‘A dog is for life not just for Christmas’ is one of the most recognizable strap lines in the UK and it’s stood the test of time – perhaps because its message is such a simple, but important, one. The slogan was created and first used by the Dogs Trust in 1978 when the charity estimated that about 20% of dogs were given as gifts.
Why is giving a dog, or any other pet, as a gift such a problem? Well, in some cases it isn’t because the lucky recipient will be well aware that they are about to receive an animal into their lives, and they will have the appropriate resources (from both a knowledge and financial perspective) and environment to give that animal the best possible care.
The problem arises when the recipient may not have the necessary skills or money, or live in appropriate accommodation, which means that the gift eventually becomes a burden.
There has been a lot of publicity in the last year about ‘pandemic puppies’ and the need for people to have a pet in their lives to help them cope with loneliness, or as a diversion from world events … and it remains to be seen whether we see an upturn in unwanted dogs, and cats, on the Isle of Man in the next year as more people go back to work in offices, and start to travel more frequently. There are already signs that dogs are being left alone in their homes on a more frequent basis, if the number of complaints to the ManxSPCA is anything to go by – the charity is fielding several calls a week about dogs that bark all day while owners are out at work. So, whilst these dogs may not have been purchased as gifts, it’s clear that the long-term implications of ownership were not thought through.
Separation anxiety is a common problem in dogs, and the pandemic has made it worse: puppies became used to owners being around them most of the time, to then suddenly be left on their own for prolonged periods. It’s little wonder that they bark incessantly, wanting their owners to return, and then start to display destructive behaviors such as chewing furniture and urinating in inappropriate places. Responsible dog owners put remedies in place, and either pay for dog daycare or a dog walker, ask relatives to help out, or return home to give their dog a long lunchtime walk.
Thankfully most people understand that dog ownership is a huge commitment, and they know that if they can’t cope they can turn to the ManxSPCA who will take their dog and find him, or her, a loving new home.
But spare a thought for the humble rabbit, or guinea pig. For many years these poor creatures have been the real victims of ill-thought-through purchases, and have often been bought as gifts (birthday and Christmas presents) for children. But, contrary to popular belief, they are not an ideal children’s pet not least because they can live for a very long time – ten to twelve years in the case of rabbits; and six to eight years in the case of Guinea pigs.
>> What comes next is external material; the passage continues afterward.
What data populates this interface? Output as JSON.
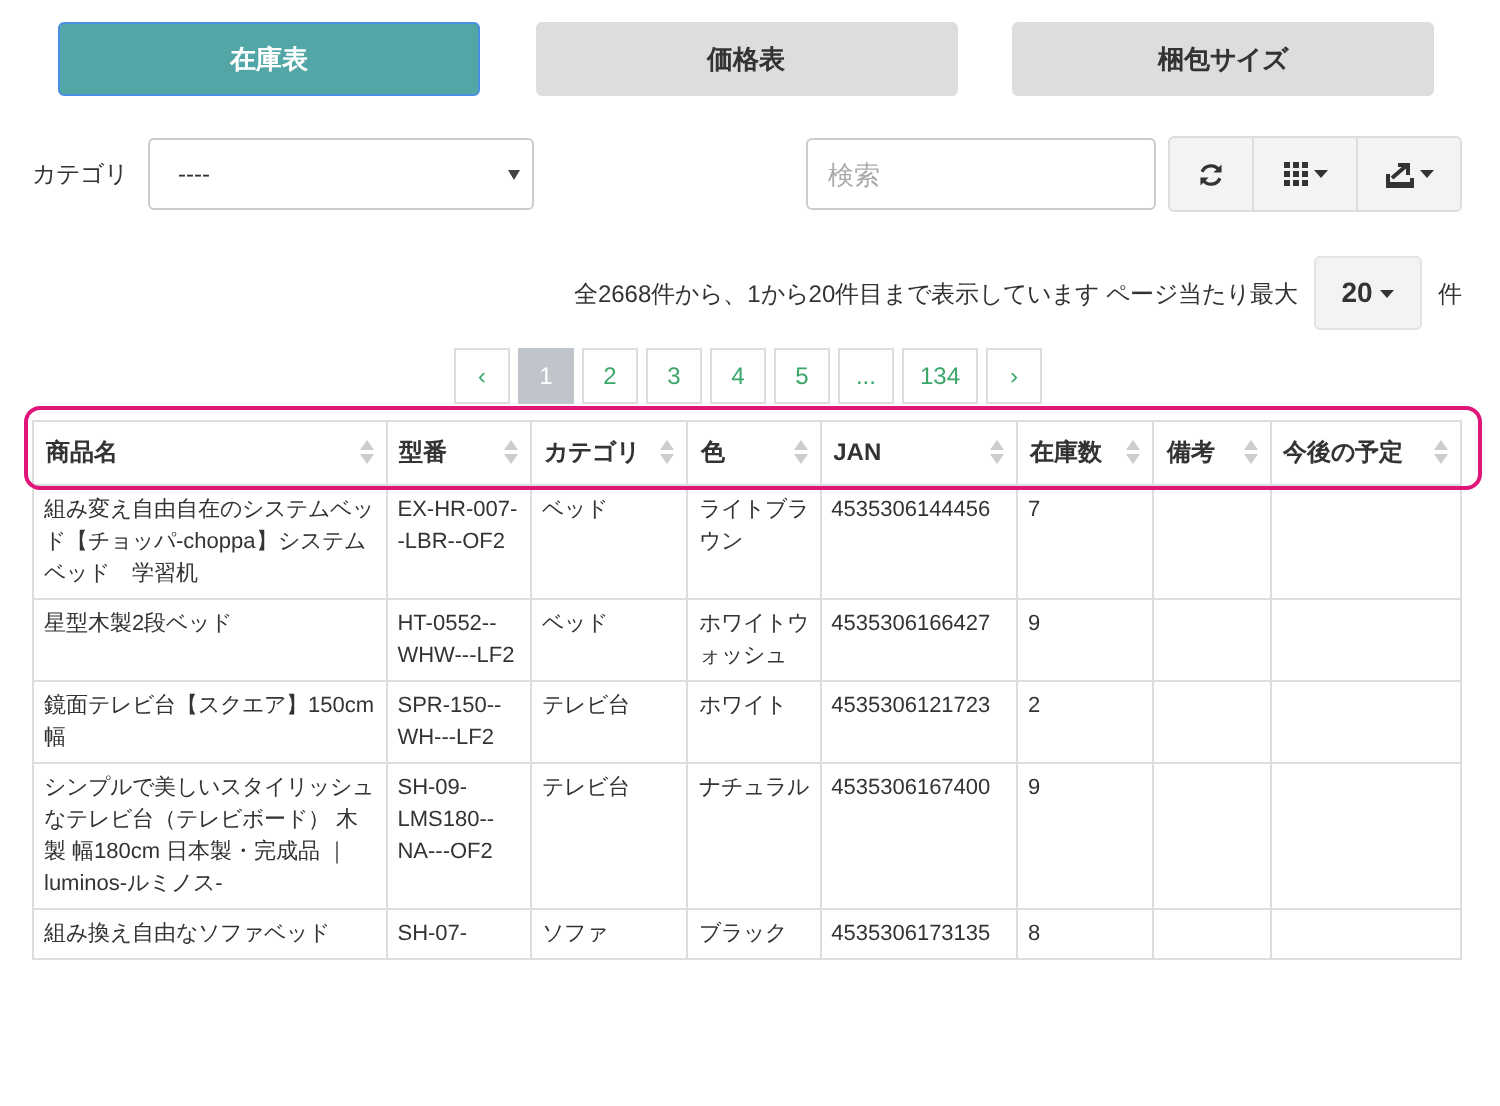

Rabbits, in particular, require careful handling and can suffer spinal problems if they are picked up in the wrong way, plus they can give a nasty scratch with the nails on their powerful back legs. They are also high-maintenance and require cleaning out daily and regular husbandry, and a six or seven year old child soon loses interest.
Over the years the ManxSPCA has witnessed many rabbits and Guinea pigs leading wretched lives, stuck in small cages with tiny runs, with little human contact or enrichment. Whilst the charity will always rehome these poor creatures, it’s far better that they don’t suffer from neglect in the first place.
And so the ManxSPCA’s message this Christmas is – always think about the long term; be realistic; and don’t give in to ‘pester power’ … and , of course, adopt don’t shop. By adopting an animal from a rescue centre like the ManxSPCA you will be given all the advice and support you need to ensure you and your pet are a perfect match.
Article by MSPCA